The Institute of HeartMath has found that as individuals learn how to sustain heart-focused states of appreciation or love, the brain’s electrical activity comes into coordination or coherence with the heart rhythms.

Changing the emotions can alter brain activity. “The brain’s alpha wave activity is synchronized to the cardiac cycle. During states of high heart rhythm coherence, alpha wave synchronization to the heart’s activity significantly increases.”
All of this is of interest to anyone working in the field of healing and psychotherapy. It may be that when therapists become aware of the presence of a ‘field’ between themselves and their client, it is the electro-magnetic field of the heart. Their attitude to their client, whether caring and heart-centred, or perfunctory and distant, may affect the heart of the client and the electro-magnetic field between and around them, enhancing or negating their power to heal:

Our data indicate that one person’s heart signal can affect another’s brainwaves, and that heart-brain synchronization can occur between two people when they interact.
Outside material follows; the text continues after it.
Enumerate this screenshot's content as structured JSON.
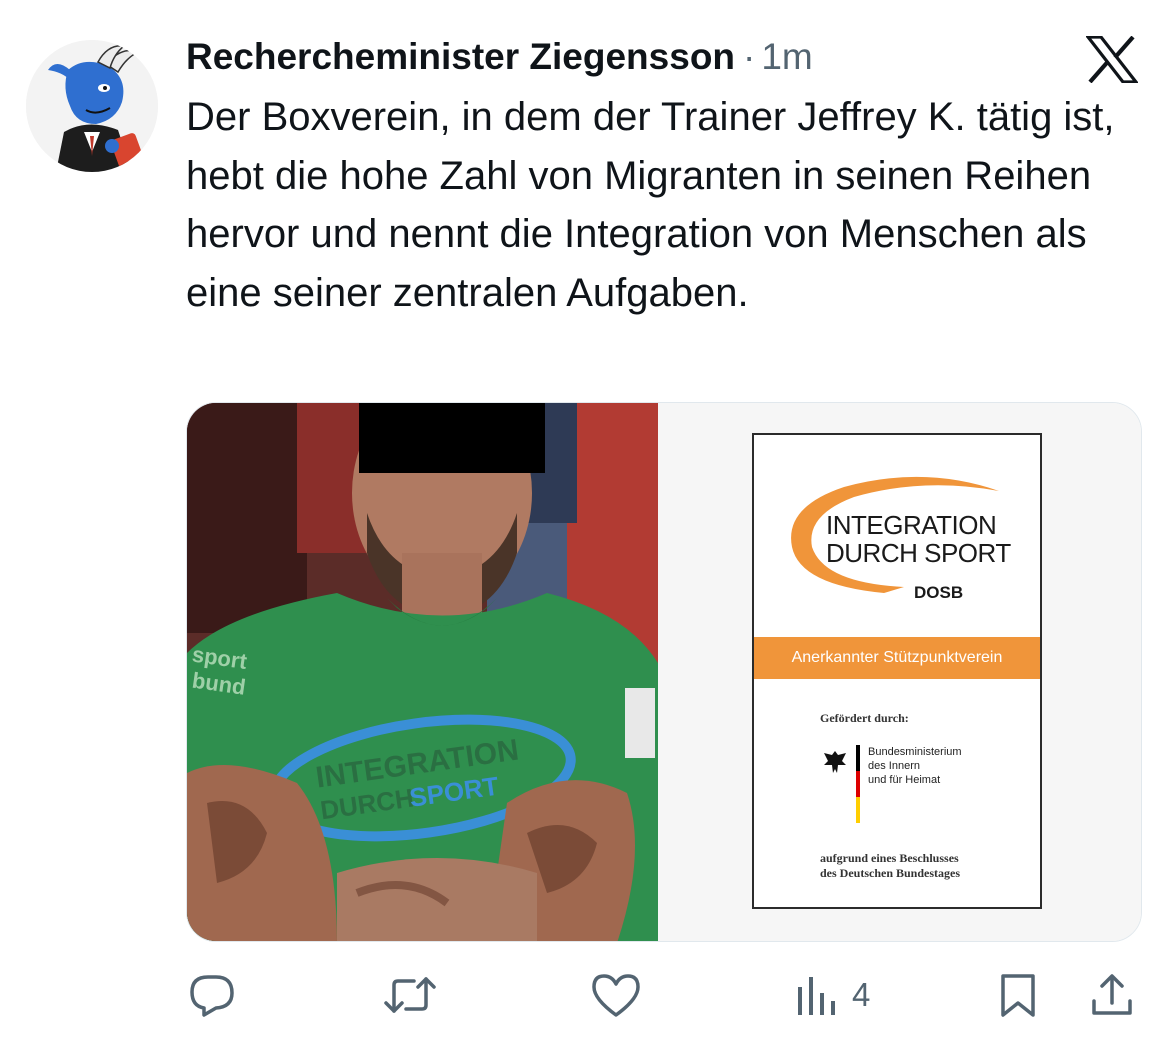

Finally, it appears that as individuals increase psychophysiological coherence, they become more sensitive to the subtle electromagnetic signals communicated by those around them. Taken together, these results suggest that cardioelectromagnetic communication may be a little-known source of information exchange between people, and that this exchange is influenced by our emotions.
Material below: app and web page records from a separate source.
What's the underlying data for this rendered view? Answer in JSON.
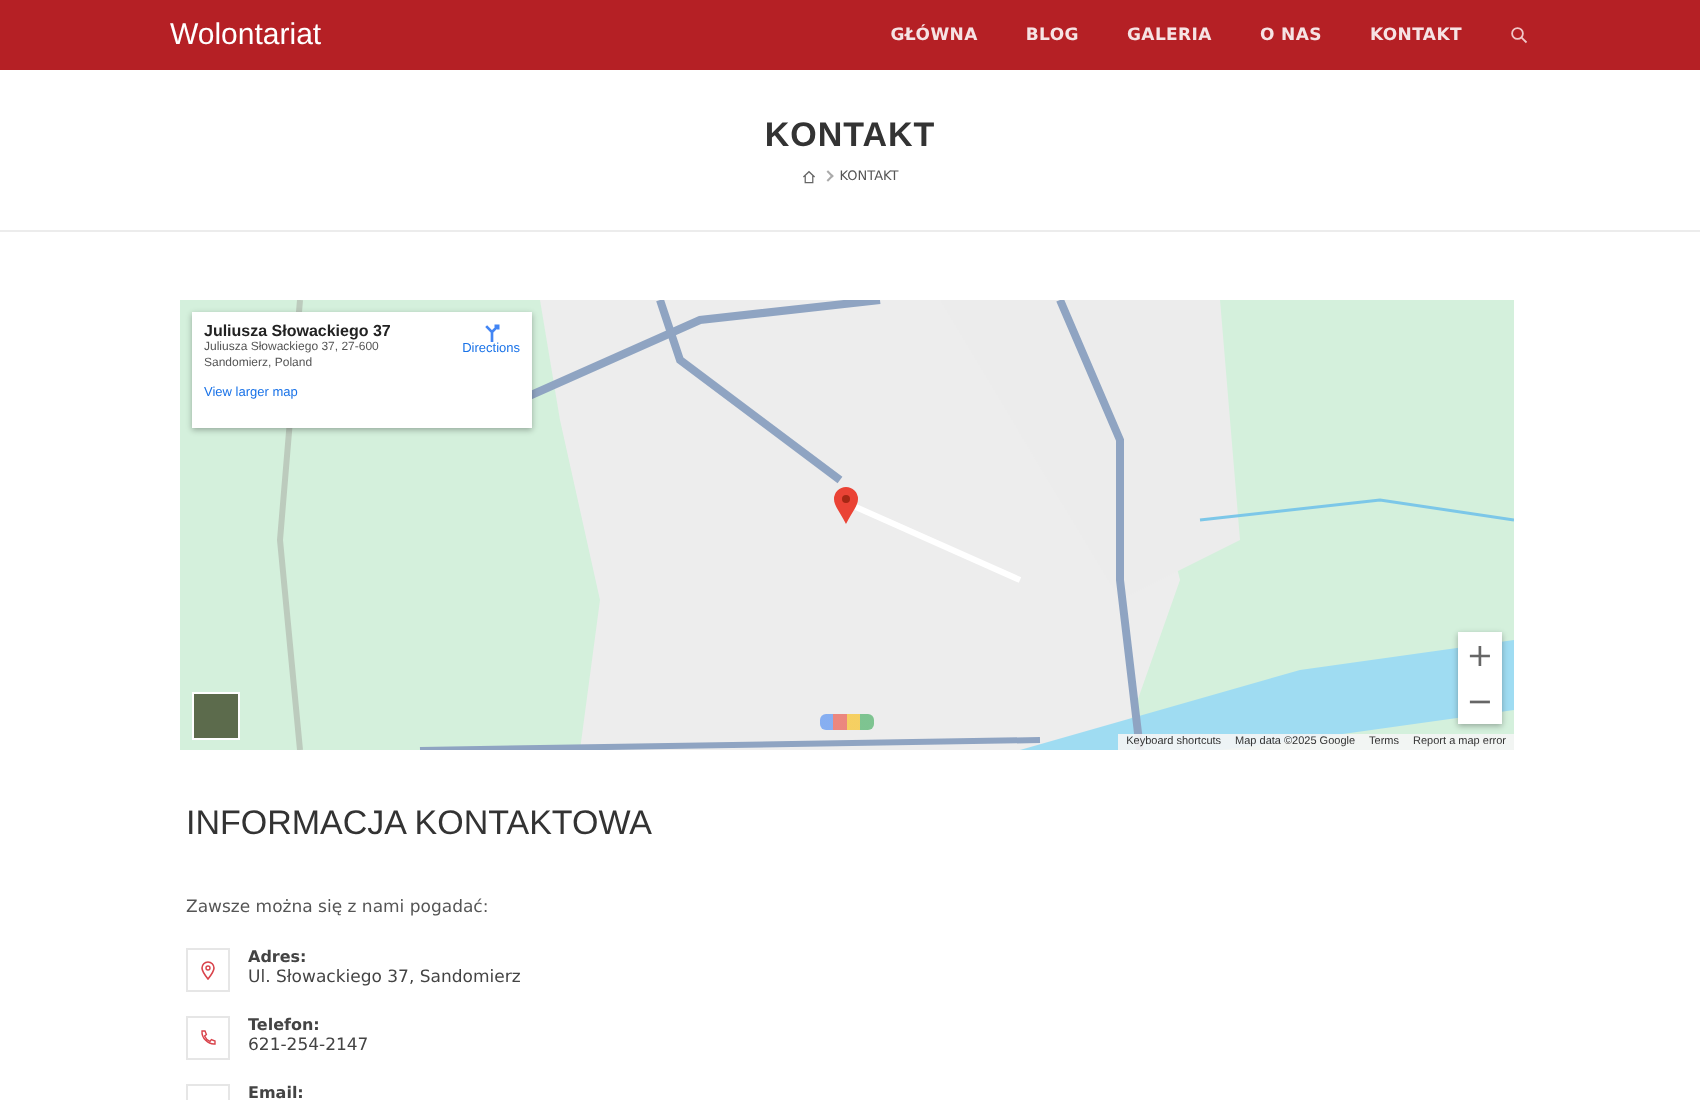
{
  "header": {
    "logo": "Wolontariat",
    "nav": [
      "GŁÓWNA",
      "BLOG",
      "GALERIA",
      "O NAS",
      "KONTAKT"
    ]
  },
  "page_title": {
    "title": "KONTAKT",
    "breadcrumb": "KONTAKT"
  },
  "map": {
    "card": {
      "title": "Juliusza Słowackiego 37",
      "address_line_1": "Juliusza Słowackiego 37, 27-600",
      "address_line_2": "Sandomierz, Poland",
      "directions": "Directions",
      "larger_map": "View larger map"
    },
    "zoom_in": "+",
    "zoom_out": "−",
    "footer": [
      "Keyboard shortcuts",
      "Map data ©2025 Google",
      "Terms",
      "Report a map error"
    ]
  },
  "contact": {
    "heading": "INFORMACJA KONTAKTOWA",
    "intro": "Zawsze można się z nami pogadać:",
    "items": [
      {
        "kind": "address",
        "label": "Adres:",
        "value": "Ul. Słowackiego 37, Sandomierz"
      },
      {
        "kind": "phone",
        "label": "Telefon:",
        "value": "621-254-2147"
      },
      {
        "kind": "email",
        "label": "Email:"
      }
    ]
  }
}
There is a method called Quick Coherence, which is explained on the Heartmath website whereby one can intentionally alter one’s emotional state through focusing on the heart and doing specific exercises which can change a negative into a positive feeling state, rendering the heart’s rhythm more coherent and influencing the clarity of one’s thoughts and intuitions and cognitive performance in general. I have found it extremely helpful in my own life and with the permission of the Institute of HeartMath, offer a practice for connecting with and altering the rhythm of the heart in three stages and a further one for consolidating this practice. These are an excellent alternative to meditation—a form of meditation in itself:
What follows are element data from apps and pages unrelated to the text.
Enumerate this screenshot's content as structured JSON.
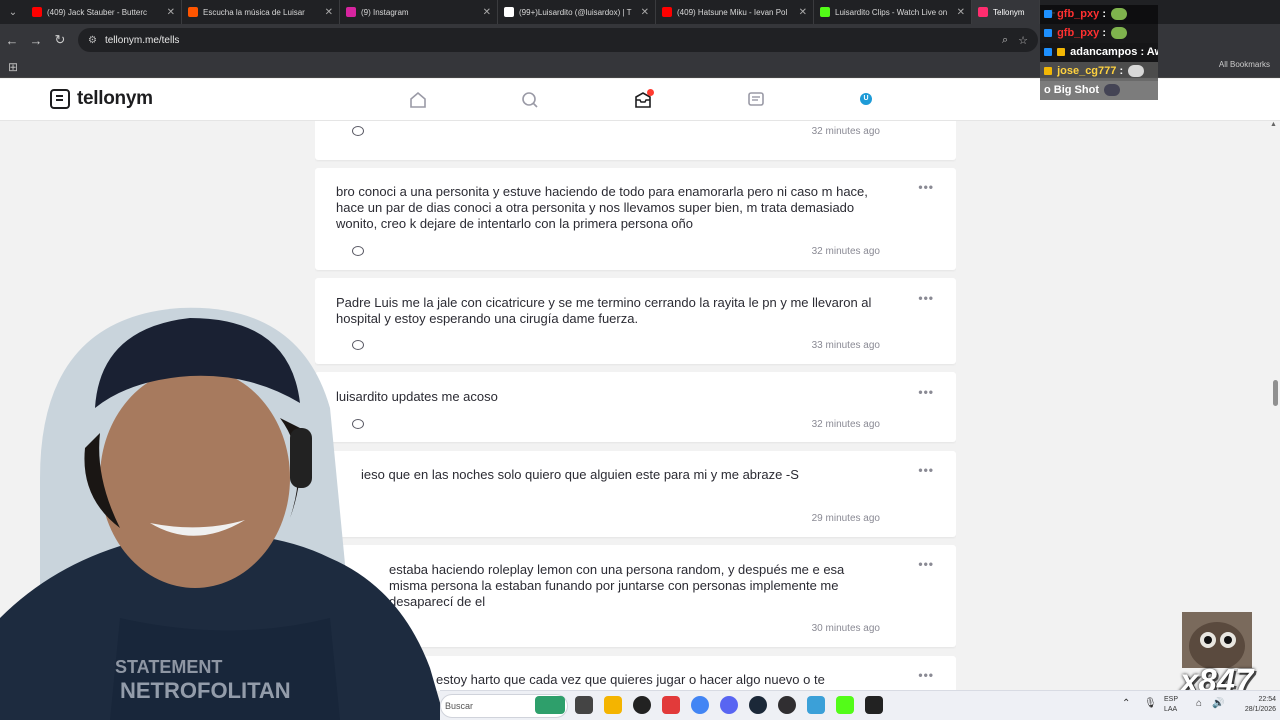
{
  "browser": {
    "tabs": [
      {
        "title": "(409) Jack Stauber - Butterc",
        "color": "#ff0000"
      },
      {
        "title": "Escucha la música de Luisar",
        "color": "#ff5500"
      },
      {
        "title": "(9) Instagram",
        "color": "#d6249f"
      },
      {
        "title": "(99+)Luisardito (@luisardox) | T",
        "color": "#ffffff"
      },
      {
        "title": "(409) Hatsune Miku - Ievan Pol",
        "color": "#ff0000"
      },
      {
        "title": "Luisardito Clips - Watch Live on",
        "color": "#53fc18"
      },
      {
        "title": "Tellonym",
        "color": "#ff2d6f"
      }
    ],
    "url": "tellonym.me/tells",
    "all_bookmarks": "All Bookmarks"
  },
  "site": {
    "logo": "tellonym",
    "nav_icons": [
      "home-icon",
      "search-icon",
      "inbox-icon",
      "feed-icon",
      "profile-icon"
    ],
    "avatar_initial": "U"
  },
  "tells": [
    {
      "text": "",
      "time": "32 minutes ago"
    },
    {
      "text": "bro conoci a una personita y estuve haciendo de todo para enamorarla pero ni caso m hace, hace un par de dias conoci a otra personita y nos llevamos super bien, m trata demasiado wonito, creo k dejare de intentarlo con la primera persona oño",
      "time": "32 minutes ago"
    },
    {
      "text": "Padre Luis me la jale con cicatricure y se me termino cerrando la rayita le pn y me llevaron al hospital y estoy esperando una cirugía dame fuerza.",
      "time": "33 minutes ago"
    },
    {
      "text": "luisardito updates me acoso",
      "time": "32 minutes ago"
    },
    {
      "text": "ieso que en las noches solo quiero que alguien este para mi y me abraze -S",
      "time": "29 minutes ago"
    },
    {
      "text": "estaba haciendo roleplay lemon con una persona random, y después me e esa misma persona la estaban funando por juntarse con personas implemente me desaparecí de el",
      "time": "30 minutes ago"
    },
    {
      "text": "estoy harto que cada vez que quieres jugar o hacer algo nuevo o te",
      "time": ""
    }
  ],
  "stream_chat": [
    {
      "user": "gfb_pxy",
      "msg": ":",
      "color": "#ff3030"
    },
    {
      "user": "gfb_pxy",
      "msg": ":",
      "color": "#ff3030"
    },
    {
      "user": "adancampos",
      "msg": ": Aw",
      "color": "#ffffff"
    },
    {
      "user": "jose_cg777",
      "msg": ":",
      "color": "#ffd23f"
    },
    {
      "user": "",
      "msg": "o Big Shot",
      "color": "#ffffff"
    }
  ],
  "watermark": "x847",
  "taskbar": {
    "search_placeholder": "Buscar",
    "language": "ESP LAA",
    "time": "22:54",
    "date": "28/1/2026"
  }
}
Quick Coherence Technique

  1. Heart Focus: Focus your attention on the area of your heart, placing your hand on the centre of your chest.
  2. Heart-Focused Breathing: Imagine your breath is flowing in and out of that area, breathing slowly and gently in through your heart (to a count of five or six) and slowly and easily out through your heart (to the same count). Continue to breathe in and out in this way until your breathing feels smooth and balanced and has found a natural inner rhythm that feels good to you.
  3. Heart Feeling: Continue to breathe through the area of your heart. As you do so, recall a positive image or feeling, a time or place where you felt happy and at peace with yourself, when you were doing something you enjoyed or felt love or compassion for a special person or animal, or aspect of nature, something that can bring a smile to your face as you recall it. Once you have connected with this feeling, sustain it while you continue to practice your Heart Focus, Heart-Focused Breathing and Heart Feeling.

Heart Lock-In Technique

Hold the feeling of genuine love or care for someone or something in your life. Send this feeling of love and care towards yourself, extending it to the boundaries of the electro-magnetic field that surrounds your body, then expand it to flow outwards towards others and to the wider world in the form of waves of energy. If you experience uncomfortable, anxious feelings, send love and compassion to those feelings. Befriending a negative feeling and sending compassion to it can release or dissolve the blockage. These exercises will gradually strengthen your conscious connection to your heart, build up resilience and the ability to be aware of subtle changes in its rhythm.